Examine each line of the data, and copy the ones containing "subtitle".

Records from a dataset
================================

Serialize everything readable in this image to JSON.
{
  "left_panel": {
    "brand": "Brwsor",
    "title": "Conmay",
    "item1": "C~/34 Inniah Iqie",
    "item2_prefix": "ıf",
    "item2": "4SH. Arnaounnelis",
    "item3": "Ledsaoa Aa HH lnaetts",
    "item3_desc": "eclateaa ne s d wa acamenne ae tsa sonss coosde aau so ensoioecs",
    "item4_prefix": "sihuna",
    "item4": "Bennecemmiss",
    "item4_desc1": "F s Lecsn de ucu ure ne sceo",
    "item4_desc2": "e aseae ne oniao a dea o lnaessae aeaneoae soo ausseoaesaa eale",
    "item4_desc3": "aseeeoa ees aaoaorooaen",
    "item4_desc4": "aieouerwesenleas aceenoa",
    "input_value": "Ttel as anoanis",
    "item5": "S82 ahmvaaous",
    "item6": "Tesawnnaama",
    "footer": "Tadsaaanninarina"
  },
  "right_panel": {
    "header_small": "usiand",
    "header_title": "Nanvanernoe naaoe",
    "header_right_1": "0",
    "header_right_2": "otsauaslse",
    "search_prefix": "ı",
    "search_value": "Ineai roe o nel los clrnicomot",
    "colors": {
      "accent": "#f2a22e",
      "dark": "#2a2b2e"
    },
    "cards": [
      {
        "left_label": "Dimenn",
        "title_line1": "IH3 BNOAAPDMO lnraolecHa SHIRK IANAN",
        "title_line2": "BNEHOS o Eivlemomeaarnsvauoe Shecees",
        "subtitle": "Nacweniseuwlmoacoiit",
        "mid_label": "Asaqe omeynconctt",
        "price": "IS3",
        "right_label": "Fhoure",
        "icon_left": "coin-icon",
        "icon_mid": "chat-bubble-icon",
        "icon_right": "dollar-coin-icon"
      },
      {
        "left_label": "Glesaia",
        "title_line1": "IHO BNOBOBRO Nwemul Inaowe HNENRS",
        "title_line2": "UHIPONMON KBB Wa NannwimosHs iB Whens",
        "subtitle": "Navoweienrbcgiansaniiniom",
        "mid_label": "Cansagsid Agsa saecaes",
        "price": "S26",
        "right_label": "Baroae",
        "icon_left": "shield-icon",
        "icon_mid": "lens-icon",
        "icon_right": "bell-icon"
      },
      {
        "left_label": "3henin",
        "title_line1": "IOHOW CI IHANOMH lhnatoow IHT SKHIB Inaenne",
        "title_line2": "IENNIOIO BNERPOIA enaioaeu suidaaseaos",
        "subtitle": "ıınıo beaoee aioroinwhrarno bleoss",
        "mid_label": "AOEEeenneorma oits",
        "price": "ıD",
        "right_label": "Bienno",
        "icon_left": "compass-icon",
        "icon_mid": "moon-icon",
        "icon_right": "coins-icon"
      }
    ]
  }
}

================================

** OUTPUT **
        "subtitle": "Nacweniseuwlmoacoiit",
        "subtitle": "Navoweienrbcgiansaniiniom",
        "subtitle": "ıınıo beaoee aioroinwhrarno bleoss",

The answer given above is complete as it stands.